I'll explain how to organise your photos in Windows XP (which is actually pretty lame at the task) and in Vista.
To tag a single photo in XP, right-click it in Windows Explorer, select Properties, Summary, and type the tag name into the Keywords field. When entering more than one tag, separate them with semicolons. You can tag multiple photos at once, but doing so deletes any tags you've previously assigned to them.
In Vista, ignore Windows Explorer and click Start, All Programs, Windows Photo Gallery. This program lists all available tags in the left pane. To make a tag, click Create a New Tag, and then just drag the photos to the appropriate tags.
How do you find photos by their tags? In Windows XP, press <F3> to bring up the search panel (if necessary, click the Back button until the panel says 'What do you want to search for?' at the top). Check Pictures and Photos, click Use advanced search options, enter the tag names in the 'A word or phrase' field, and click Search. In Vista's Photo Gallery, simply select one or more tags to see only the qualifying photos.
• Unwire your printer
Making your printer wireless means never having to worry about cables or Windows printer sharing. Best of all, you can add a Wi-Fi print server to the printer you already have.
For this project, we recommend using either the D-Link DPR-1260 ($100) or the Linksys WPSM54G ($120) print server. Both models support scanning and printing on multifunction machines; the D-Link has four USB ports and the Linksys one. To start, make sure print drivers are installed on all the networked PCs. Then plug your printer into the print server, connect the server to your router via ethernet, and power the devices up.
Next, set up the print server from your PC. The Linksys has a superb CD-based wizard that leads you through the entire process, from physical connections to Wi-Fi encryption setup. By contrast, the D-Link has a Web utility that requires you to click around to set up the Wi-Fi connection and add the printer to your computer. Once setup is done, you can disconnect ethernet and restart the server, which will now connect wirelessly.
Finally, set up additional systems by running the computer setup wizard on each of them.
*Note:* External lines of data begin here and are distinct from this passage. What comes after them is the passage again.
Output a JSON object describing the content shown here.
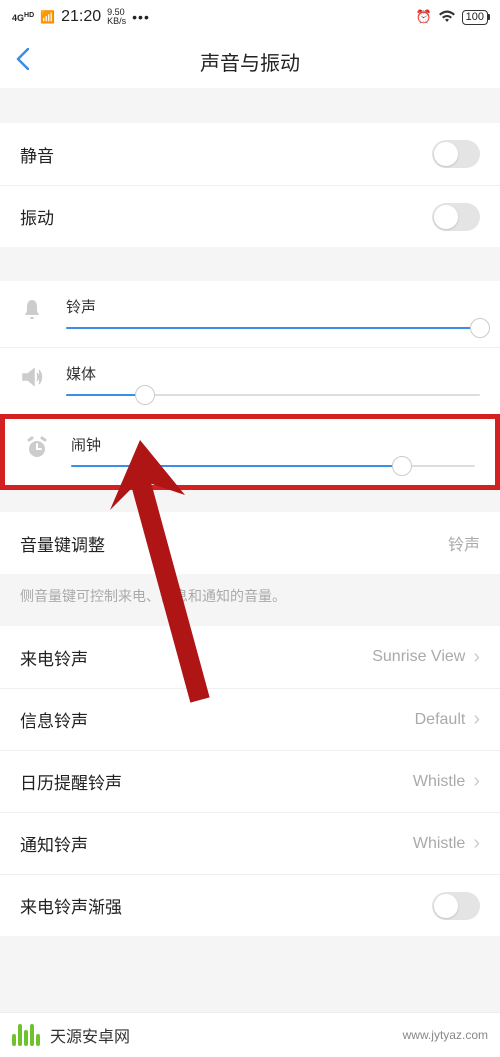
{
  "status_bar": {
    "network": "4G HD",
    "time": "21:20",
    "speed_top": "9.50",
    "speed_bottom": "KB/s",
    "dots": "•••",
    "battery": "100"
  },
  "nav": {
    "title": "声音与振动"
  },
  "toggles": {
    "mute_label": "静音",
    "vibrate_label": "振动"
  },
  "sliders": {
    "ring": {
      "label": "铃声",
      "percent": 100
    },
    "media": {
      "label": "媒体",
      "percent": 19
    },
    "alarm": {
      "label": "闹钟",
      "percent": 82
    }
  },
  "volume_key": {
    "label": "音量键调整",
    "value": "铃声",
    "helper": "侧音量键可控制来电、信息和通知的音量。"
  },
  "ringtones": {
    "incoming": {
      "label": "来电铃声",
      "value": "Sunrise View"
    },
    "message": {
      "label": "信息铃声",
      "value": "Default"
    },
    "calendar": {
      "label": "日历提醒铃声",
      "value": "Whistle"
    },
    "notification": {
      "label": "通知铃声",
      "value": "Whistle"
    },
    "crescendo": {
      "label": "来电铃声渐强"
    }
  },
  "watermark": {
    "text": "天源安卓网",
    "url": "www.jytyaz.com"
  }
}
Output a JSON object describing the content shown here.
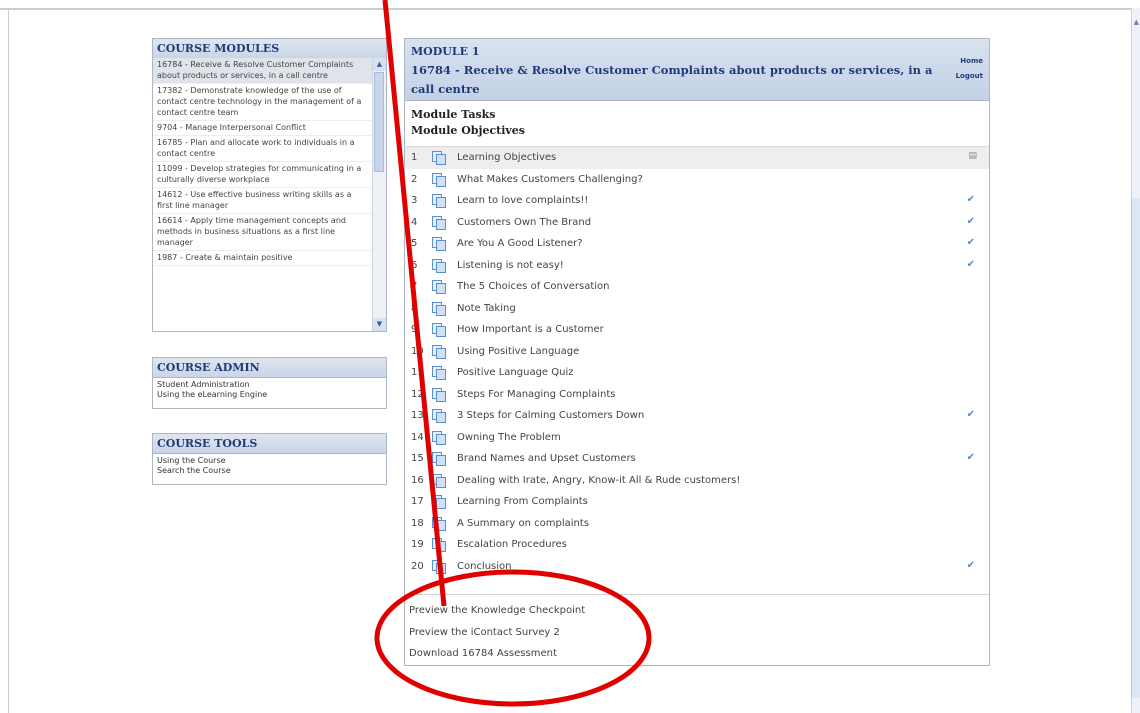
{
  "modules": {
    "title": "COURSE MODULES",
    "items": [
      "16784 - Receive & Resolve Customer Complaints about products or services, in a call centre",
      "17382 - Demonstrate knowledge of the use of contact centre technology in the management of a contact centre team",
      "9704 - Manage Interpersonal Conflict",
      "16785 - Plan and allocate work to individuals in a contact centre",
      "11099 - Develop strategies for communicating in a culturally diverse workplace",
      "14612 - Use effective business writing skills as a first line manager",
      "16614 - Apply time management concepts and methods in business situations as a first line manager",
      "1987 - Create & maintain positive"
    ]
  },
  "admin": {
    "title": "COURSE ADMIN",
    "links": [
      "Student Administration",
      "Using the eLearning Engine"
    ]
  },
  "tools": {
    "title": "COURSE TOOLS",
    "links": [
      "Using the Course",
      "Search the Course"
    ]
  },
  "main": {
    "module_label": "MODULE 1",
    "module_title": "16784 - Receive & Resolve Customer Complaints about products or services, in a call centre",
    "home": "Home",
    "logout": "Logout",
    "tasks": "Module Tasks",
    "objectives": "Module Objectives",
    "lessons": [
      {
        "num": "1",
        "label": "Learning Objectives",
        "check": false
      },
      {
        "num": "2",
        "label": "What Makes Customers Challenging?",
        "check": false
      },
      {
        "num": "3",
        "label": "Learn to love complaints!!",
        "check": true
      },
      {
        "num": "4",
        "label": "Customers Own The Brand",
        "check": true
      },
      {
        "num": "5",
        "label": "Are You A Good Listener?",
        "check": true
      },
      {
        "num": "6",
        "label": "Listening is not easy!",
        "check": true
      },
      {
        "num": "7",
        "label": "The 5 Choices of Conversation",
        "check": false
      },
      {
        "num": "8",
        "label": "Note Taking",
        "check": false
      },
      {
        "num": "9",
        "label": "How Important is a Customer",
        "check": false
      },
      {
        "num": "10",
        "label": "Using Positive Language",
        "check": false
      },
      {
        "num": "11",
        "label": "Positive Language Quiz",
        "check": false
      },
      {
        "num": "12",
        "label": "Steps For Managing Complaints",
        "check": false
      },
      {
        "num": "13",
        "label": "3 Steps for Calming Customers Down",
        "check": true
      },
      {
        "num": "14",
        "label": "Owning The Problem",
        "check": false
      },
      {
        "num": "15",
        "label": "Brand Names and Upset Customers",
        "check": true
      },
      {
        "num": "16",
        "label": "Dealing with Irate, Angry, Know-it All & Rude customers!",
        "check": false
      },
      {
        "num": "17",
        "label": "Learning From Complaints",
        "check": false
      },
      {
        "num": "18",
        "label": "A Summary on complaints",
        "check": false
      },
      {
        "num": "19",
        "label": "Escalation Procedures",
        "check": false
      },
      {
        "num": "20",
        "label": "Conclusion",
        "check": true
      }
    ],
    "bottom_links": [
      "Preview the Knowledge Checkpoint",
      "Preview the iContact Survey 2",
      "Download 16784 Assessment"
    ]
  },
  "icons": {
    "check": "check-icon",
    "lesson": "pages-icon"
  },
  "colors": {
    "annotation": "#e00000",
    "header_text": "#1f3a78",
    "check": "#5b87c9"
  }
}
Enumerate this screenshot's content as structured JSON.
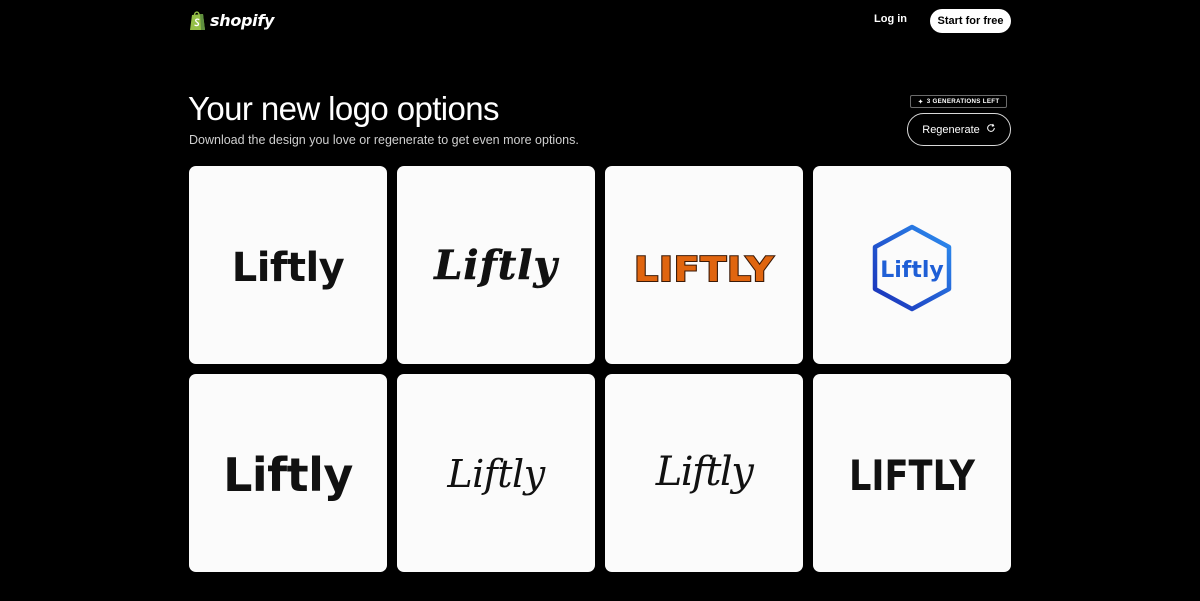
{
  "header": {
    "brand_name": "shopify",
    "brand_icon": "shopping-bag-icon",
    "brand_color": "#95bf47",
    "login_label": "Log in",
    "start_label": "Start for free"
  },
  "main": {
    "title": "Your new logo options",
    "subtitle": "Download the design you love or regenerate to get even more options.",
    "generations_badge": "3 GENERATIONS LEFT",
    "regenerate_label": "Regenerate",
    "regenerate_icon": "refresh-icon"
  },
  "logos": [
    {
      "text": "Liftly",
      "style": "bold-sans",
      "color": "#111111"
    },
    {
      "text": "Liftly",
      "style": "brush-script",
      "color": "#111111"
    },
    {
      "text": "LIFTLY",
      "style": "retro-bubble",
      "color": "#e0650f",
      "outline": "#3a1a08"
    },
    {
      "text": "Liftly",
      "style": "hexagon-badge",
      "color": "#1f5fd6"
    },
    {
      "text": "Liftly",
      "style": "bold-sans-large",
      "color": "#111111"
    },
    {
      "text": "Liftly",
      "style": "elegant-script",
      "color": "#111111"
    },
    {
      "text": "Liftly",
      "style": "signature-script",
      "color": "#111111"
    },
    {
      "text": "LIFTLY",
      "style": "condensed-caps",
      "color": "#111111"
    }
  ]
}
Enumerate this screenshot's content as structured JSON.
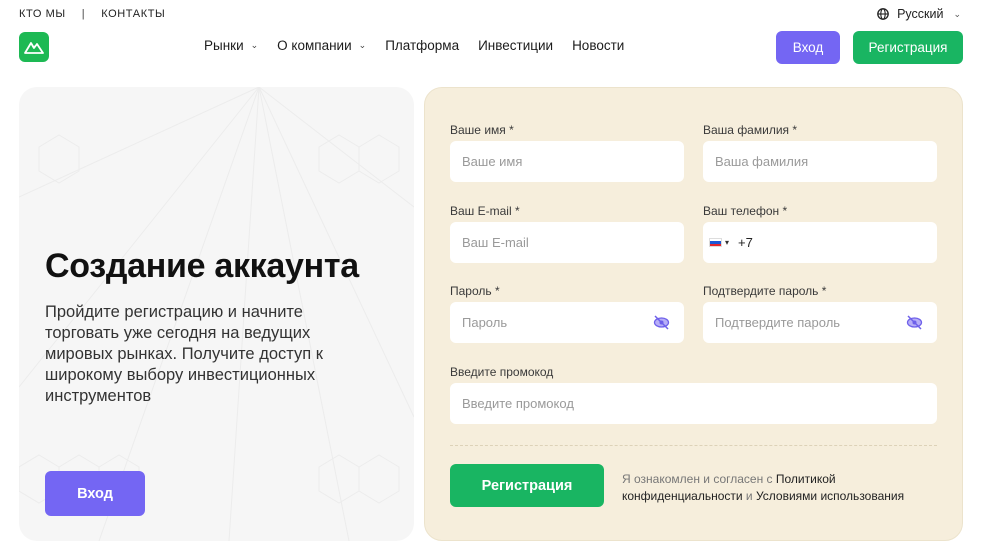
{
  "topbar": {
    "about": "КТО МЫ",
    "separator": "|",
    "contacts": "КОНТАКТЫ",
    "language": "Русский"
  },
  "icons": {
    "globe": "globe-icon",
    "chevron": "chevron-down-icon",
    "eye": "eye-off-icon",
    "logo": "mountain-logo-icon"
  },
  "nav": {
    "items": [
      {
        "label": "Рынки",
        "dropdown": true
      },
      {
        "label": "О компании",
        "dropdown": true
      },
      {
        "label": "Платформа",
        "dropdown": false
      },
      {
        "label": "Инвестиции",
        "dropdown": false
      },
      {
        "label": "Новости",
        "dropdown": false
      }
    ],
    "login_label": "Вход",
    "register_label": "Регистрация"
  },
  "hero": {
    "title": "Создание аккаунта",
    "text": "Пройдите регистрацию и начните торговать уже сегодня на ведущих мировых рынках. Получите доступ к широкому выбору инвестиционных инструментов",
    "login_label": "Вход"
  },
  "form": {
    "first_name": {
      "label": "Ваше имя *",
      "placeholder": "Ваше имя"
    },
    "last_name": {
      "label": "Ваша фамилия *",
      "placeholder": "Ваша фамилия"
    },
    "email": {
      "label": "Ваш E-mail *",
      "placeholder": "Ваш E-mail"
    },
    "phone": {
      "label": "Ваш телефон *",
      "code": "+7",
      "caret": "▾"
    },
    "password": {
      "label": "Пароль *",
      "placeholder": "Пароль"
    },
    "confirm_password": {
      "label": "Подтвердите пароль *",
      "placeholder": "Подтвердите пароль"
    },
    "promo": {
      "label": "Введите промокод",
      "placeholder": "Введите промокод"
    },
    "submit_label": "Регистрация",
    "agree_prefix": "Я ознакомлен и согласен с ",
    "agree_policy": "Политикой конфиденциальности",
    "agree_and": " и ",
    "agree_terms": "Условиями использования"
  },
  "colors": {
    "brand_green": "#19b562",
    "accent_purple": "#7466f3",
    "form_bg": "#f6eedc",
    "left_bg": "#f6f6f6"
  }
}
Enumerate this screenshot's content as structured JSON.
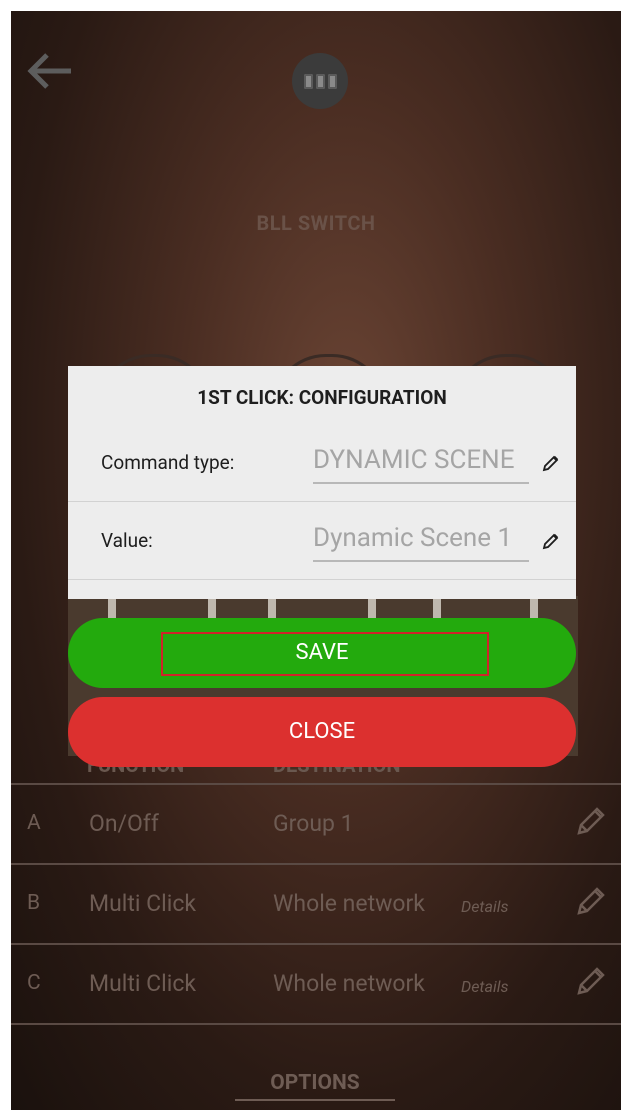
{
  "header": {
    "title": "BLL SWITCH",
    "back_icon": "arrow-left-icon",
    "device_icon": "switch-device-icon"
  },
  "background_table": {
    "columns": [
      "FUNCTION",
      "DESTINATION"
    ],
    "rows": [
      {
        "letter": "A",
        "function": "On/Off",
        "destination": "Group 1",
        "details": ""
      },
      {
        "letter": "B",
        "function": "Multi Click",
        "destination": "Whole network",
        "details": "Details"
      },
      {
        "letter": "C",
        "function": "Multi Click",
        "destination": "Whole network",
        "details": "Details"
      }
    ],
    "options_label": "OPTIONS"
  },
  "modal": {
    "title": "1ST CLICK: CONFIGURATION",
    "command_type_label": "Command type:",
    "command_type_value": "DYNAMIC SCENE",
    "value_label": "Value:",
    "value_value": "Dynamic Scene 1",
    "save_label": "SAVE",
    "close_label": "CLOSE"
  },
  "colors": {
    "save": "#23aa0d",
    "close": "#dc302f",
    "highlight": "#d0242a"
  }
}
If you have any Mac or Linux machines on your network, use the print server's Web utilities to define its static IP address and enable IP printing.
• Set up video chats
Thanks to the Internet, increasing broadband speeds, and some cool new Web-based applications, setting up video chat with your family and friends near and far has never been easier. Not only that, it's practically free.
Getting started: You'll need a reasonably fast Internet connection, some software to facilitate the call, and a decent Webcam and microphone for each party involved. Some camcorders, digital cameras, and camera phones can also function as Webcams; to see whether a device you already own will do that, just consult the user manual.
Webcams: I tested three dedicated Webcams: Logitech's $29 QuickCam Chat and $99 QuickCam Pro for Notebooks, plus Creative's $129 Live Cam AF. All of them worked well, but the two high-end models come with a built-in USB microphone, a setup I strongly recommend for your not-so-tech-savvy chat buddies. Cheaper models usually have a separate analog microphone that plugs into the often-hard-to-locate PC audio input jack.
The software: After plugging in your Webcam, download the chat software and install it. I used Skype, but AIM, Microsoft's Office Live Meeting, and Yahoo Messenger support video chat as well. Configuring Skype was as simple as selecting the video and audio sources, creating an account for each party, and clicking the green Call button.